_Exercise prompt_. A single number is the answer here: how many lines below include "JSON"?

Data records

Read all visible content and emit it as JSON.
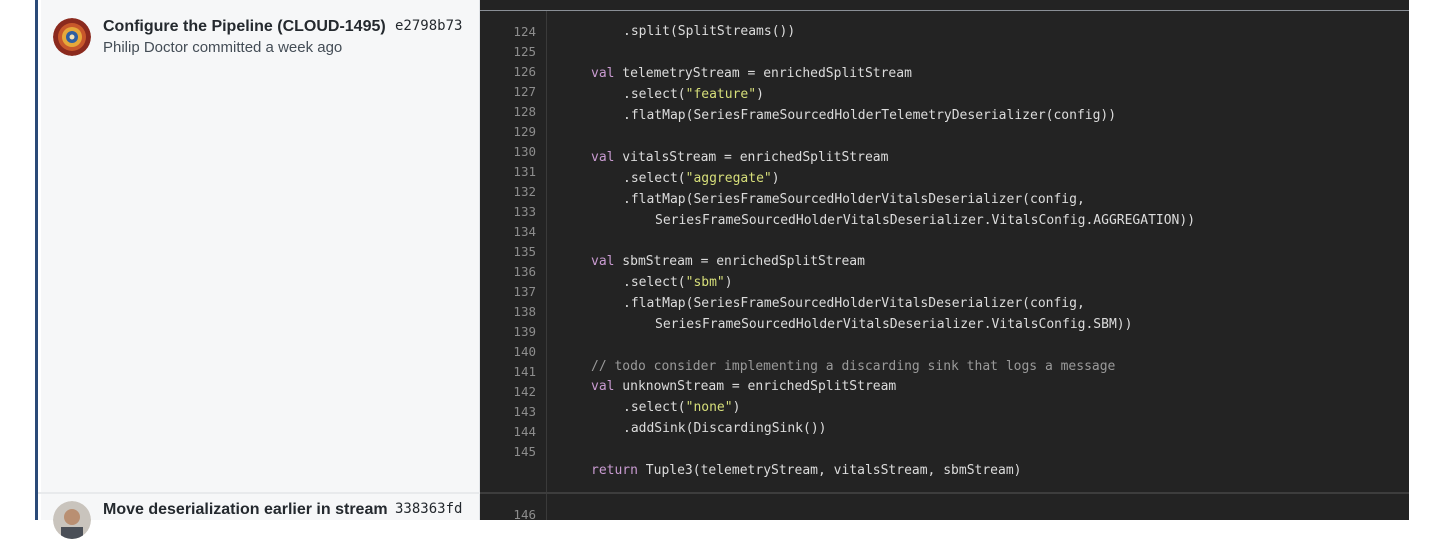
{
  "commits": [
    {
      "title": "Configure the Pipeline (CLOUD-1495)",
      "sha": "e2798b73",
      "meta": "Philip Doctor committed a week ago"
    },
    {
      "title": "Move deserialization earlier in stream",
      "sha": "338363fd"
    }
  ],
  "gutter": [
    "124",
    "125",
    "126",
    "127",
    "128",
    "129",
    "130",
    "131",
    "132",
    "133",
    "134",
    "135",
    "136",
    "137",
    "138",
    "139",
    "140",
    "141",
    "142",
    "143",
    "144",
    "145"
  ],
  "gutter_next": "146",
  "colors": {
    "code_bg": "#232323",
    "keyword": "#c99bd1",
    "string": "#d7df7a",
    "comment": "#9a9a9a",
    "accent_border": "#2a4a78"
  },
  "code": {
    "l0": ".split(SplitStreams())",
    "l2_kw": "val",
    "l2_rest": " telemetryStream = enrichedSplitStream",
    "l3_a": ".select(",
    "l3_s": "\"feature\"",
    "l3_b": ")",
    "l4": ".flatMap(SeriesFrameSourcedHolderTelemetryDeserializer(config))",
    "l6_kw": "val",
    "l6_rest": " vitalsStream = enrichedSplitStream",
    "l7_a": ".select(",
    "l7_s": "\"aggregate\"",
    "l7_b": ")",
    "l8": ".flatMap(SeriesFrameSourcedHolderVitalsDeserializer(config,",
    "l9": "SeriesFrameSourcedHolderVitalsDeserializer.VitalsConfig.AGGREGATION))",
    "l11_kw": "val",
    "l11_rest": " sbmStream = enrichedSplitStream",
    "l12_a": ".select(",
    "l12_s": "\"sbm\"",
    "l12_b": ")",
    "l13": ".flatMap(SeriesFrameSourcedHolderVitalsDeserializer(config,",
    "l14": "SeriesFrameSourcedHolderVitalsDeserializer.VitalsConfig.SBM))",
    "l16": "// todo consider implementing a discarding sink that logs a message",
    "l17_kw": "val",
    "l17_rest": " unknownStream = enrichedSplitStream",
    "l18_a": ".select(",
    "l18_s": "\"none\"",
    "l18_b": ")",
    "l19": ".addSink(DiscardingSink())",
    "l21_kw": "return",
    "l21_rest": " Tuple3(telemetryStream, vitalsStream, sbmStream)"
  }
}
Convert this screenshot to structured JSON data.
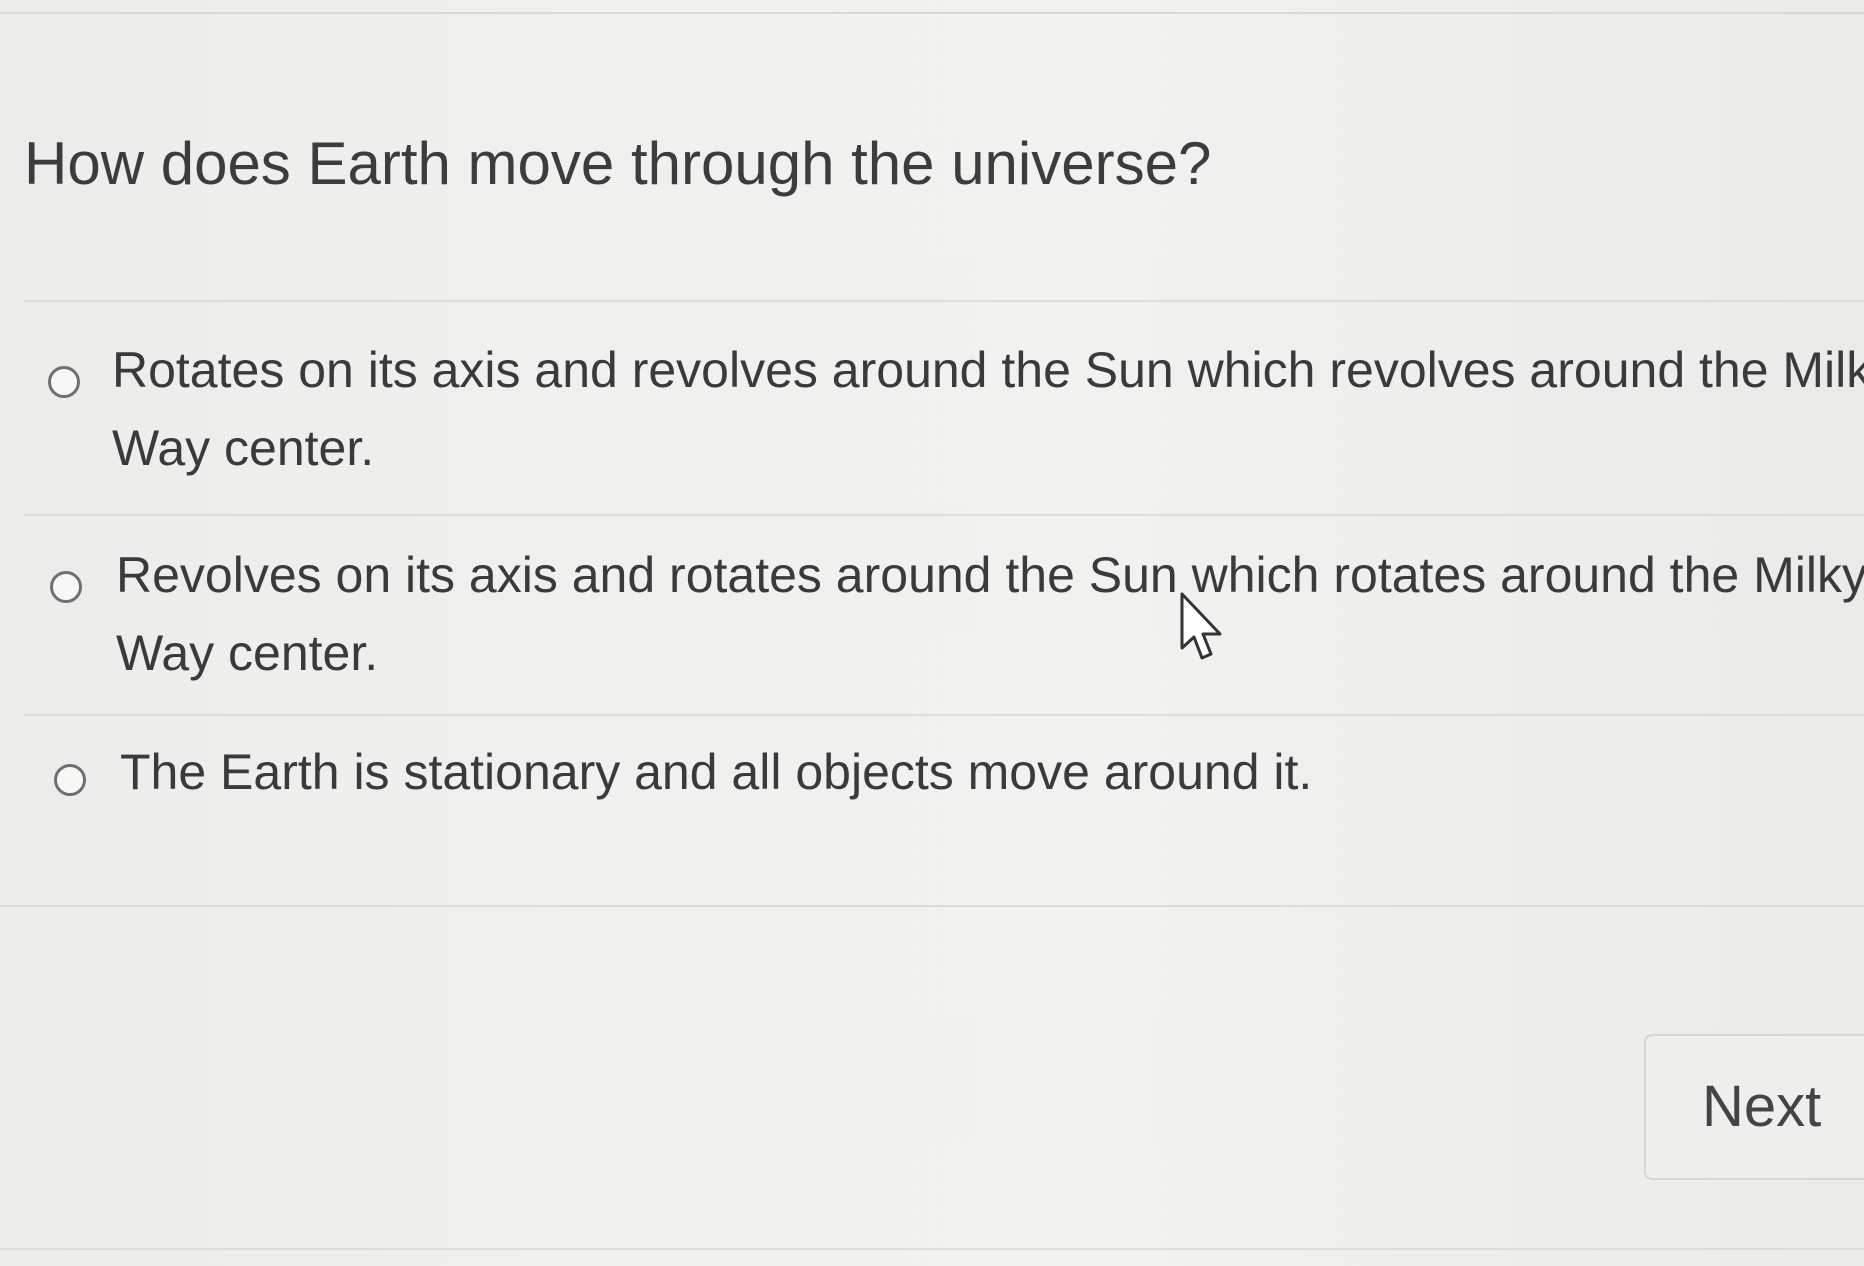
{
  "question": {
    "text": "How does Earth move through the universe?"
  },
  "options": [
    {
      "line1": "Rotates on its axis and revolves around the Sun which revolves around the Milky",
      "line2": "Way center.",
      "selected": false
    },
    {
      "line1": "Revolves on its axis and rotates around the Sun which rotates around the Milky",
      "line2": "Way center.",
      "selected": false
    },
    {
      "line1": "The Earth is stationary and all objects move around it.",
      "selected": false
    }
  ],
  "navigation": {
    "next_label": "Next"
  },
  "icons": {
    "radio": "radio-unselected-icon",
    "cursor": "mouse-pointer-icon"
  }
}
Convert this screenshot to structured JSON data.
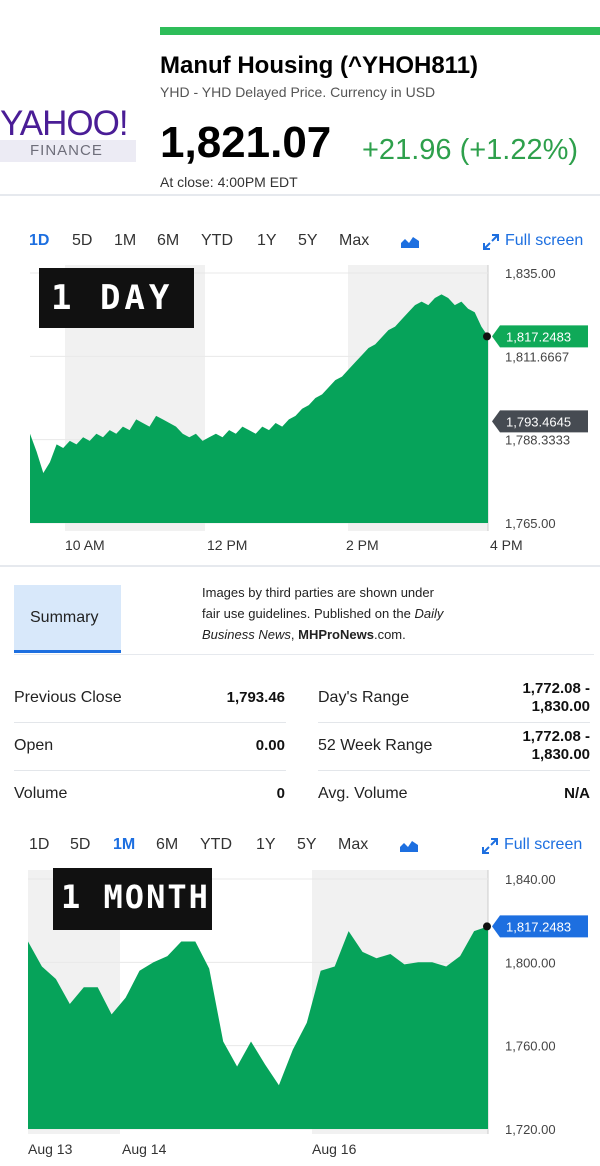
{
  "header": {
    "logo_main": "YAHOO!",
    "logo_sub": "FINANCE",
    "title": "Manuf Housing (^YHOH811)",
    "subtitle": "YHD - YHD Delayed Price. Currency in USD",
    "price": "1,821.07",
    "change": "+21.96 (+1.22%)",
    "close_time": "At close: 4:00PM EDT"
  },
  "ranges": [
    "1D",
    "5D",
    "1M",
    "6M",
    "YTD",
    "1Y",
    "5Y",
    "Max"
  ],
  "fullscreen_label": "Full screen",
  "day_chart": {
    "banner": "1 DAY",
    "active_range": "1D",
    "chart_data": {
      "type": "area",
      "x_labels": [
        "10 AM",
        "12 PM",
        "2 PM",
        "4 PM"
      ],
      "y_ticks": [
        "1,835.00",
        "1,811.6667",
        "1,788.3333",
        "1,765.00"
      ],
      "ylim": [
        1765,
        1835
      ],
      "current_value": "1,817.2483",
      "previous_close_value": "1,793.4645",
      "current": 1817.2483,
      "previous_close": 1793.4645,
      "values": [
        1790,
        1785,
        1779,
        1782,
        1787,
        1786,
        1788,
        1787,
        1789,
        1788,
        1790,
        1789,
        1791,
        1790,
        1792,
        1791,
        1794,
        1793,
        1792,
        1795,
        1794,
        1793,
        1792,
        1790,
        1789,
        1790,
        1788,
        1789,
        1790,
        1789,
        1791,
        1790,
        1792,
        1791,
        1790,
        1792,
        1791,
        1793,
        1792,
        1794,
        1795,
        1797,
        1798,
        1800,
        1801,
        1803,
        1805,
        1806,
        1808,
        1810,
        1812,
        1814,
        1815,
        1817,
        1819,
        1820,
        1822,
        1824,
        1826,
        1827,
        1826,
        1828,
        1829,
        1828,
        1826,
        1827,
        1825,
        1824,
        1820,
        1817.25
      ],
      "color": "#06a35a"
    }
  },
  "summary": {
    "tab_label": "Summary",
    "credit_line1": "Images by third parties are shown under",
    "credit_line2_a": "fair use guidelines.  Published on the ",
    "credit_line2_b": "Daily",
    "credit_line3_a": "Business News",
    "credit_line3_b": ", ",
    "credit_line3_c": "MHProNews",
    "credit_line3_d": ".com.",
    "rows": [
      {
        "label": "Previous Close",
        "value": "1,793.46"
      },
      {
        "label": "Open",
        "value": "0.00"
      },
      {
        "label": "Volume",
        "value": "0"
      }
    ],
    "rows_right": [
      {
        "label": "Day's Range",
        "value1": "1,772.08 -",
        "value2": "1,830.00"
      },
      {
        "label": "52 Week Range",
        "value1": "1,772.08 -",
        "value2": "1,830.00"
      },
      {
        "label": "Avg. Volume",
        "value1": "N/A",
        "value2": ""
      }
    ]
  },
  "month_chart": {
    "banner": "1 MONTH",
    "active_range": "1M",
    "chart_data": {
      "type": "area",
      "x_labels": [
        "Aug 13",
        "Aug 14",
        "Aug 16"
      ],
      "y_ticks": [
        "1,840.00",
        "1,800.00",
        "1,760.00",
        "1,720.00"
      ],
      "ylim": [
        1720,
        1840
      ],
      "current_value": "1,817.2483",
      "current": 1817.2483,
      "values": [
        1810,
        1798,
        1792,
        1780,
        1788,
        1788,
        1775,
        1783,
        1796,
        1800,
        1803,
        1810,
        1810,
        1797,
        1762,
        1750,
        1762,
        1751,
        1741,
        1758,
        1771,
        1796,
        1798,
        1815,
        1805,
        1802,
        1804,
        1799,
        1800,
        1800,
        1798,
        1803,
        1815,
        1817.25
      ],
      "color": "#06a35a"
    }
  }
}
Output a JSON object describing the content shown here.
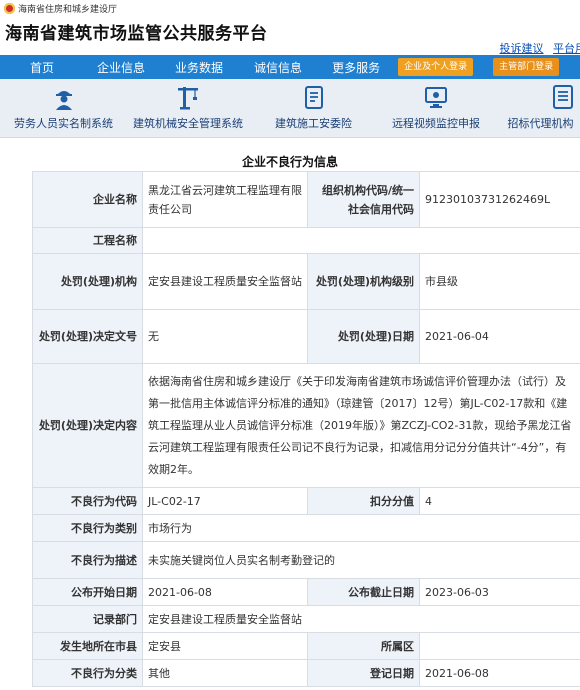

_Problem solution_. 4